Kei nga mana kei nga reo

Nau mai, tauti mai, 

ki tenei kaupapa nui,

hei āhukahuka i tēnei āhua, toi, ko te moemoeā.

Me tīmata ahau mā te korero

Mā te pohewa, mā te auaha hoki,

ka whakapuaki ngā kura e huna ana. 

With imagination and creativity a hidden jewel can be revealed.

It’s wonderful to join you for the launch of this very special exhibition.

From a purely personal point of view, I am delighted to see He Toi Pohewa come to Te Papa – I have always been fascinated by the magic and mystery of Surrealist art.

I am sure New Zealanders will be excited at the prospect of seeing works that have had such an enduring impact on the way art is made and regarded.

It’s a rare opportunity to view works that have influenced artists, writers, film-makers and designers around the world – and to see how Surrealism was investigated by artists in locations stretching from Paris to South America, from the 1920s to the 21st Century, working in film, painting, poetry, furniture and photography.

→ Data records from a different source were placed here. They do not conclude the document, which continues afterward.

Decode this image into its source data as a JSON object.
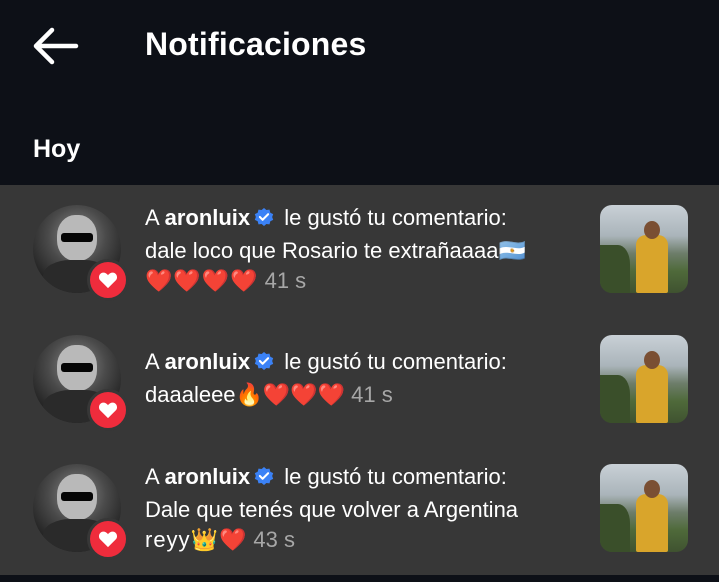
{
  "header": {
    "title": "Notificaciones",
    "back_icon": "arrow-left-icon"
  },
  "section": {
    "label": "Hoy"
  },
  "notifications": [
    {
      "prefix": "A ",
      "username": "aronluix",
      "action": " le gustó tu comentario:",
      "comment": "dale loco que Rosario te extrañaaaa🇦🇷",
      "emojis": "❤️❤️❤️❤️",
      "time": "41 s"
    },
    {
      "prefix": "A ",
      "username": "aronluix",
      "action": " le gustó tu comentario:",
      "comment": "daaaleee🔥❤️❤️❤️",
      "emojis": "",
      "time": "41 s"
    },
    {
      "prefix": "A ",
      "username": "aronluix",
      "action": " le gustó tu comentario:",
      "comment": "Dale que tenés que volver a Argentina",
      "emojis": "reyy👑❤️",
      "time": "43 s"
    }
  ],
  "colors": {
    "background": "#0d1017",
    "list_background": "#373737",
    "like_badge": "#ef2c3c",
    "verified": "#3b82f6",
    "time_text": "#a7a7a7"
  }
}
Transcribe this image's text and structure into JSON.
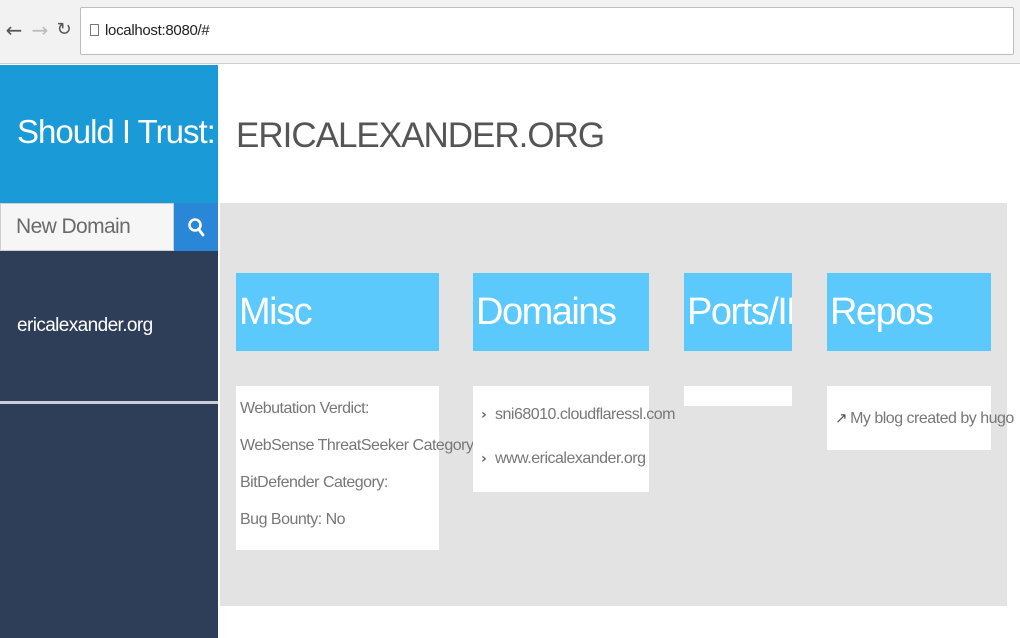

Cultural theorist Susan Sontag may have had Surrealism in mind when she said that good art has the capacity to make us nervous.

Almost a century after the earliest of these works were made, they still have the capacity to unsettle and provoke us.

The first Surrealists were responding to the carnage, trauma, and upheavals of the First World War; they challenged the thinking that inflicted such suffering on millions of people; and they wanted to bring about radical change and new and better ways of organising human society.

In 2021, as we grapple with major existential crises of a different kind – this exhibition feels particularly apposite and timely.

It reminds us of the power of the imagination to bring about new ways of seeing the world – and that a small group of people can respond to the challenges of their times and inspire and influence the thoughts and actions of subsequent generations. 

In a world where conspiracy theories and fake news have gained far too much traction, surrealism may be the perfect antidote.

We owe sincere thanks to Museum Boijmans Van Beuningen for enabling New Zealanders to experience these important works from the Museum’s collection.

At this time when overseas travel beyond our TransTasman bubble is so difficult, we are indeed fortunate that they could be brought to us in Aotearoa New Zealand, and be seen alongside works by New Zealand artists who have responded to the Surrealist tradition.

Last week, David and I were fortunate to travel to Canberra and Hobart on an official visit.

We were delighted that our programme included visits to the National Gallery of Australia and the Portrait Gallery in Canberra.   And in Hobart we visited MONA – the Museum of Old and New Art.   An extraordinary place, in fact I would describe it as a ‘total immersion’ surrealist experience, engaging all of our senses as well as our imaginations.

I was reminded yet again of the power of surrealism to shock – to confront and provoke us – but also of its consolations, its delights and sheer joy.

By engaging with the inner world of the human psyche, it creates a heightened awareness of our lived experience.

Mā te pohewa, mā te auaha hoki, ka whakapuaki ngā kura e huna ana.

With imagination and creativity a hidden jewel can be revealed.

Thank you, once again, to everyone involved in making this collection accessible to a New Zealand audience.

No reira Tēnā koutou Tēnā koutou Tēnā tatou katoa

I am delighted now to declare this exhibition officially open.